Lecture: MWF 12:30-1:20, in Oldfather Hall (OldH) 308
Instructor: Mark Brittenham
Office: Avery Hall (AVH) 317
WWW: http://www.math.unl.edu/ ~ mbrittenham2/
WWW pages for this class: http://www.math.unl.edu/ ~ mbrittenham2/classwk/203f07/
(There you will find every handout from class, dates for quizzes, review materials, etc.)
Office Hours: (tentatively) Mo 2:00 - 3:00, We 1:30-2:30, and Th 1:00 - 2:00, and whenever you can find me in my office and I'm not horrendously busy. You are also quite welcome to make an appointment for any other time; this is easiest to arrange by email or just before or after class. Any alteration of these hours will be announced in class.
Text: A Mathematical View of the World, by Parks, Musser, Trimpe, Maurer, and Maurer (2007).
This course, as the name is meant to imply, is intended to give us a chance to look at some of the problems, methods, and results of contemporary mathematical thinking. Our goal is not so much to learn specific mathematical skills, as it is in most other mathematics courses; our interest is more to see how mathematics fits into the modern world, to develop problem solving skills, and to develop communications skills, especially in communicating mathematical ideas.
Our basic goal will be to work through the following chapters:
Ch. 1, Numbers in Our Lives
Ch. 2, Shapes in Our Lives
Ch. 6, Routes and Networks
Ch. 7, Scheduling
Ch. 8, Descriptive Statistics - Data and Patterns
Ch. 9, Collecting and Interpreting Data
Ch. 10, Probability
Ch. 11, Inferential Statistics
Ch. 3, Voting and Elections
Ch. 4, Fair Division
Ch. 5, Apportionment
Quizzes will be given in class as we finish each chapter; each will be between 15 and 30 minutes long. In accordance with the university's dead week policy, a quiz for the last chapter we cover cannot be given during the last week of classes, and will therefore be given during the regularly-scheduled final exam time, Thursday, Dec. 20, from 3:30 to 5:30 p.m. Your quiz grades will constitute 60% of your final grade.

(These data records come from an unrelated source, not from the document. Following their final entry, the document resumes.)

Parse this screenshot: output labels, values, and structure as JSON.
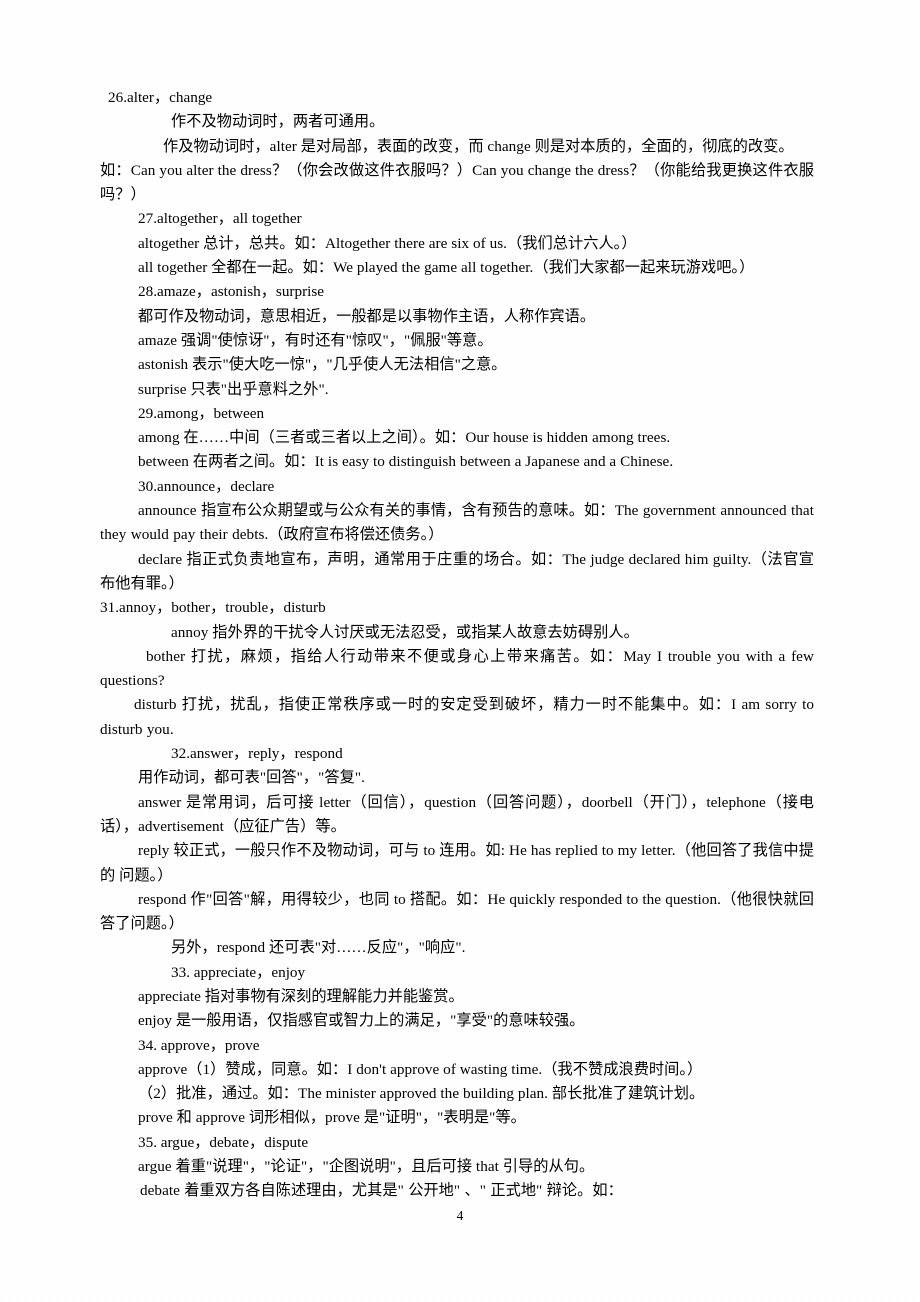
{
  "document": {
    "page_number": "4",
    "entries": [
      {
        "id": "26",
        "heading": "26.alter，change",
        "lines": [
          {
            "text": "作不及物动词时，两者可通用。",
            "indent": "ind2",
            "justify": false
          },
          {
            "text": "作及物动词时，alter 是对局部，表面的改变，而 change 则是对本质的，全面的，彻底的改变。",
            "indent": "ind2",
            "justify": true
          },
          {
            "text": "如：Can you alter the dress？（你会改做这件衣服吗？）Can you change the dress？（你能给我更换这件衣服吗？）",
            "indent": "hang",
            "justify": true
          }
        ]
      },
      {
        "id": "27",
        "heading": "27.altogether，all together",
        "lines": [
          {
            "text": "altogether 总计，总共。如：Altogether there are six of us.（我们总计六人。）",
            "indent": "ind1",
            "justify": false
          },
          {
            "text": "all together 全都在一起。如：We played the game all together.（我们大家都一起来玩游戏吧。）",
            "indent": "ind1",
            "justify": false
          }
        ]
      },
      {
        "id": "28",
        "heading": "28.amaze，astonish，surprise",
        "lines": [
          {
            "text": "都可作及物动词，意思相近，一般都是以事物作主语，人称作宾语。",
            "indent": "ind1",
            "justify": false
          },
          {
            "text": "amaze 强调\"使惊讶\"，有时还有\"惊叹\"，\"佩服\"等意。",
            "indent": "ind1",
            "justify": false
          },
          {
            "text": "astonish 表示\"使大吃一惊\"，\"几乎使人无法相信\"之意。",
            "indent": "ind1",
            "justify": false
          },
          {
            "text": "surprise 只表\"出乎意料之外\".",
            "indent": "ind1",
            "justify": false
          }
        ]
      },
      {
        "id": "29",
        "heading": "29.among，between",
        "lines": [
          {
            "text": "among 在……中间（三者或三者以上之间）。如：Our house is hidden among trees.",
            "indent": "ind1",
            "justify": false
          },
          {
            "text": "between 在两者之间。如：It is easy to distinguish between a Japanese and a Chinese.",
            "indent": "ind1",
            "justify": false
          }
        ]
      },
      {
        "id": "30",
        "heading": "30.announce，declare",
        "lines": [
          {
            "text": "announce 指宣布公众期望或与公众有关的事情，含有预告的意味。如：The government announced that they would pay their debts.（政府宣布将偿还债务。）",
            "indent": "hang",
            "justify": true
          },
          {
            "text": "declare 指正式负责地宣布，声明，通常用于庄重的场合。如：The judge declared him guilty.（法官宣布他有罪。）",
            "indent": "hang",
            "justify": true
          }
        ]
      },
      {
        "id": "31",
        "heading": "31.annoy，bother，trouble，disturb",
        "heading_indent": "ind0",
        "lines": [
          {
            "text": "annoy 指外界的干扰令人讨厌或无法忍受，或指某人故意去妨碍别人。",
            "indent": "ind1",
            "justify": false
          },
          {
            "text": "bother 打扰，麻烦，指给人行动带来不便或身心上带来痛苦。如：May I trouble you with a few questions?",
            "indent": "hang",
            "justify": true
          },
          {
            "text": "disturb 打扰，扰乱，指使正常秩序或一时的安定受到破坏，精力一时不能集中。如：I am sorry to disturb you.",
            "indent": "hang",
            "justify": true
          }
        ]
      },
      {
        "id": "32",
        "heading": "32.answer，reply，respond",
        "lines": [
          {
            "text": "用作动词，都可表\"回答\"，\"答复\".",
            "indent": "ind1",
            "justify": false
          },
          {
            "text": "answer 是常用词，后可接 letter（回信），question（回答问题），doorbell（开门），telephone（接电话），advertisement（应征广告）等。",
            "indent": "hang",
            "justify": true
          },
          {
            "text": "reply 较正式，一般只作不及物动词，可与 to 连用。如: He has replied to my letter.（他回答了我信中提的 问题。）",
            "indent": "hang",
            "justify": true
          },
          {
            "text": "respond 作\"回答\"解，用得较少，也同 to 搭配。如：He quickly responded to the question.（他很快就回答了问题。）",
            "indent": "hang",
            "justify": true
          },
          {
            "text": "另外，respond 还可表\"对……反应\"，\"响应\".",
            "indent": "ind1",
            "justify": false
          }
        ]
      },
      {
        "id": "33",
        "heading": "33. appreciate，enjoy",
        "lines": [
          {
            "text": "appreciate 指对事物有深刻的理解能力并能鉴赏。",
            "indent": "ind1",
            "justify": false
          },
          {
            "text": "enjoy 是一般用语，仅指感官或智力上的满足，\"享受\"的意味较强。",
            "indent": "ind1",
            "justify": false
          }
        ]
      },
      {
        "id": "34",
        "heading": "34. approve，prove",
        "lines": [
          {
            "text": "approve（1）赞成，同意。如：I don't approve of wasting time.（我不赞成浪费时间。）",
            "indent": "ind1",
            "justify": false
          },
          {
            "text": "（2）批准，通过。如：The minister approved the building plan. 部长批准了建筑计划。",
            "indent": "ind1",
            "justify": false
          },
          {
            "text": "prove 和 approve 词形相似，prove 是\"证明\"，\"表明是\"等。",
            "indent": "ind1",
            "justify": false
          }
        ]
      },
      {
        "id": "35",
        "heading": "35. argue，debate，dispute",
        "lines": [
          {
            "text": "argue 着重\"说理\"，\"论证\"，\"企图说明\"，且后可接 that 引导的从句。",
            "indent": "ind1",
            "justify": false
          },
          {
            "text": "debate 着重双方各自陈述理由，尤其是\" 公开地\" 、\" 正式地\" 辩论。如：",
            "indent": "ind1",
            "justify": true
          }
        ]
      }
    ]
  }
}
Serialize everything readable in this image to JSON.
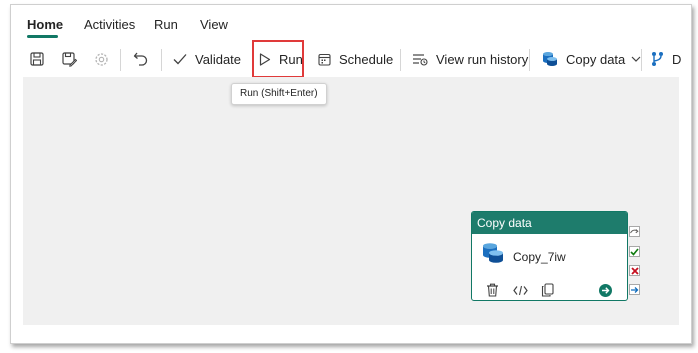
{
  "tabs": [
    {
      "label": "Home",
      "active": true
    },
    {
      "label": "Activities",
      "active": false
    },
    {
      "label": "Run",
      "active": false
    },
    {
      "label": "View",
      "active": false
    }
  ],
  "toolbar": {
    "validate_label": "Validate",
    "run_label": "Run",
    "schedule_label": "Schedule",
    "view_run_history_label": "View run history",
    "copy_data_label": "Copy data",
    "truncated_label": "D"
  },
  "tooltip": {
    "text": "Run (Shift+Enter)"
  },
  "activity": {
    "type_label": "Copy data",
    "name": "Copy_7iw"
  },
  "colors": {
    "accent": "#117865",
    "activity_header": "#1e7c6c",
    "highlight": "#e03a3a",
    "success": "#107c10",
    "failure": "#c50f1f",
    "completion": "#0f6cbd"
  },
  "icons": [
    "save-icon",
    "save-as-icon",
    "settings-icon",
    "undo-icon",
    "checkmark-icon",
    "play-icon",
    "calendar-icon",
    "run-history-icon",
    "database-icon",
    "chevron-down-icon",
    "branch-icon",
    "delete-icon",
    "code-icon",
    "copy-icon",
    "arrow-right-icon",
    "skip-icon",
    "success-icon",
    "fail-icon",
    "completion-icon"
  ]
}
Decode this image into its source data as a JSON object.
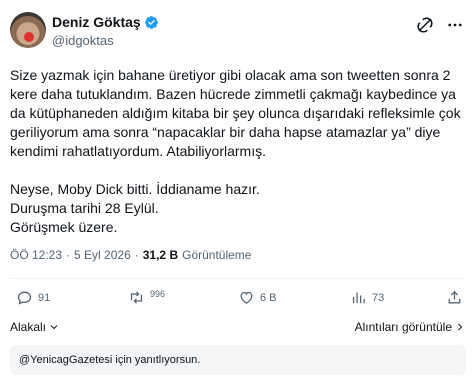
{
  "author": {
    "name": "Deniz Göktaş",
    "handle": "@idgoktas",
    "verified": true
  },
  "header_icons": [
    "grok-icon",
    "more-icon"
  ],
  "tweet": {
    "paragraph1": "Size yazmak için bahane üretiyor gibi olacak ama son tweetten sonra 2\nkere daha tutuklandım. Bazen hücrede zimmetli çakmağı kaybedince ya\nda kütüphaneden aldığım kitaba bir şey olunca dışarıdaki refleksimle çok\ngeriliyorum ama sonra “napacaklar bir daha hapse atamazlar ya” diye\nkendimi rahatlatıyordum. Atabiliyorlarmış.",
    "paragraph2": "Neyse, Moby Dick bitti. İddianame hazır.\nDuruşma tarihi 28 Eylül.\nGörüşmek üzere."
  },
  "meta": {
    "time": "ÖÖ 12:23",
    "separator": "·",
    "date": "5 Eyl 2026",
    "separator2": "·",
    "views_count": "31,2 B",
    "views_label": "Görüntüleme"
  },
  "actions": {
    "replies": "91",
    "reposts": "996",
    "likes": "6 B",
    "bookmarks": "73"
  },
  "reply_bar": {
    "left_label": "Alakalı",
    "right_label": "Alıntıları görüntüle"
  },
  "replying_notice": "@YenicagGazetesi için yanıtlıyorsun.",
  "colors": {
    "text": "#0f1419",
    "secondary": "#536471",
    "verified": "#1d9bf0",
    "divider": "#eff3f4"
  }
}
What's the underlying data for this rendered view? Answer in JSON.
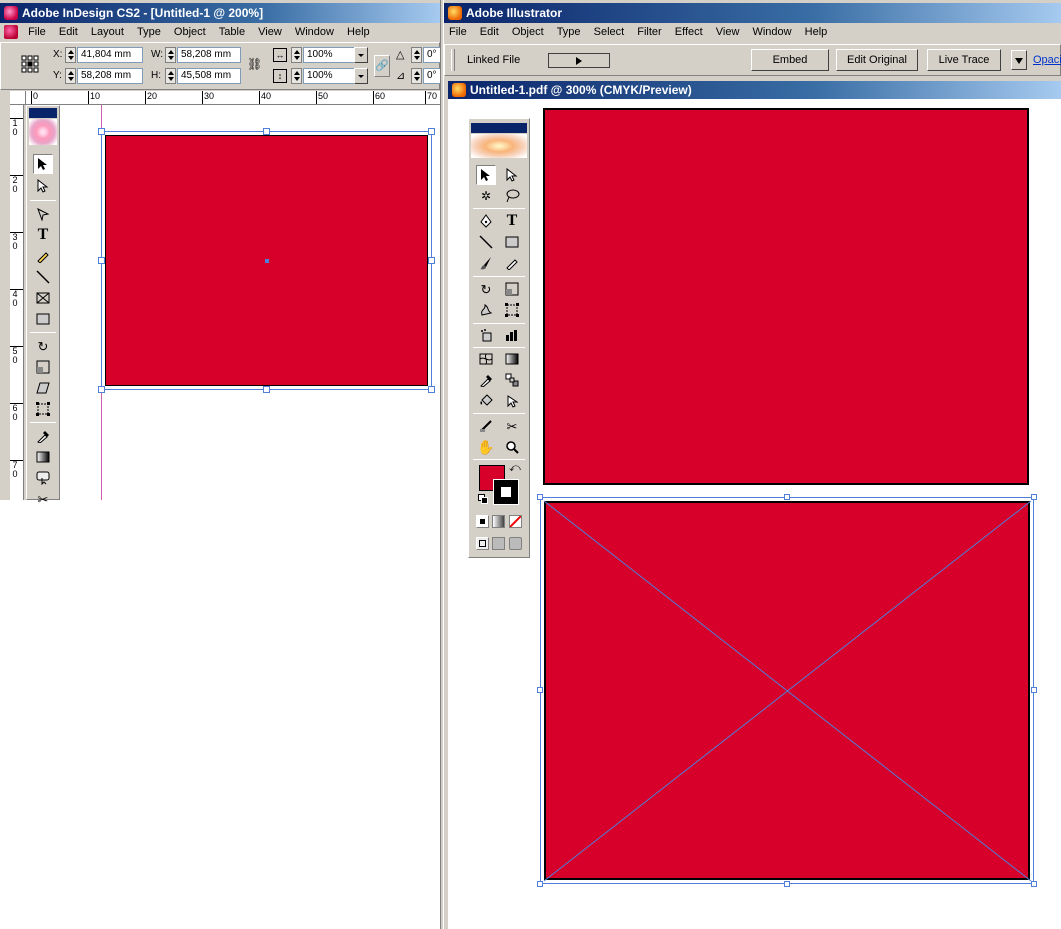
{
  "indesign": {
    "title": "Adobe InDesign CS2 - [Untitled-1 @ 200%]",
    "menu": [
      "File",
      "Edit",
      "Layout",
      "Type",
      "Object",
      "Table",
      "View",
      "Window",
      "Help"
    ],
    "control": {
      "x_label": "X:",
      "x_value": "41,804 mm",
      "y_label": "Y:",
      "y_value": "58,208 mm",
      "w_label": "W:",
      "w_value": "58,208 mm",
      "h_label": "H:",
      "h_value": "45,508 mm",
      "scale_x": "100%",
      "scale_y": "100%",
      "angle1": "0°",
      "angle2": "0°"
    },
    "hruler_labels": [
      "0",
      "10",
      "20",
      "30",
      "40",
      "50",
      "60",
      "70"
    ],
    "vruler_labels": [
      "1\n0",
      "2\n0",
      "3\n0",
      "4\n0",
      "5\n0",
      "6\n0",
      "7\n0"
    ]
  },
  "illustrator": {
    "title": "Adobe Illustrator",
    "menu": [
      "File",
      "Edit",
      "Object",
      "Type",
      "Select",
      "Filter",
      "Effect",
      "View",
      "Window",
      "Help"
    ],
    "control": {
      "linked_file_label": "Linked File",
      "embed_label": "Embed",
      "edit_original_label": "Edit Original",
      "live_trace_label": "Live Trace",
      "opacity_label": "Opacit"
    },
    "doc_title": "Untitled-1.pdf @ 300% (CMYK/Preview)"
  },
  "colors": {
    "fill_red": "#d6002a",
    "selection_blue": "#4f7fd8"
  }
}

You can take a make-up quiz only if there are compelling reasons (a doctor SAYS you were sick, jury duty, etc.) for you to miss a quiz. Make-up quizzes tend to be harder than the originals (because make-up quizzes are harder to write!).
Homework will be assigned nearly every day. It is an essential ingredient to the course - as with almost all of mathematics (and a lot else), we learn best by doing. Cooperation with other students on these assignments is acceptable, and even encouraged. However, you should try working through problems first on your own - after all, you get to use only one brain on quizzes (and it can't be someone else's).
Between one and three problems will be collected at the beginning of the next class and graded. Together the homework assignments will constitute 10% of your final grade.
Writing assignments are an integral part of this class, since this course may be used to meet the Integrated Studies requirement. At regular intervals, three or four times during the semester, you will you will essentially carry out an analysis of a mathematical problem using the tools introduced in class, or explore a topic related to the ideas explored in class, or write about some other mathematically inclined topic, and write a report of your findings. These reports will be graded both on their mathematical content and their grammatical accuracy. Together they will constitute the remaining 30% of your grade.
Your course grade will be calculated numerically using the above components, and will be converted to a letter grade based partly on the overall average of the class. However, an overall score of 90% or better will guarantee some kind of A, 80% or better at least some sort of B, 70% or better at least a flavor of C, and 60% or better at least a D.
Calculators: You will need a small calculator, with a square root function, for portions of this course. You will be allowed to use a calculator during the quizzes. However, a cell phone calculator cannot be used on quizzes.
Cell phones should be silenced for the duration of all classes, and extreme restraint should be exercised in answering a call during class. If you feel that you must answer a call, please excuse yourself from the room before beginning to take the call.
In mathematics, new concepts continually rely upon the mastery of old ones; it is therefore essential that you thoroughly understand each new topic before moving on. Our classes are an important opportunity for you to ask questions; to make sure that you are understanding concepts correctly. Speak up! It's your education at stake. Make every effort to resist the temptation to put off work, and to fall behind. Every topic has to be gotten through, not around. And it's alot easier to read 50 pages in a week than it is in a day. The best strategy is probably to try to do some work for the class every single day.
|Some important academic dates|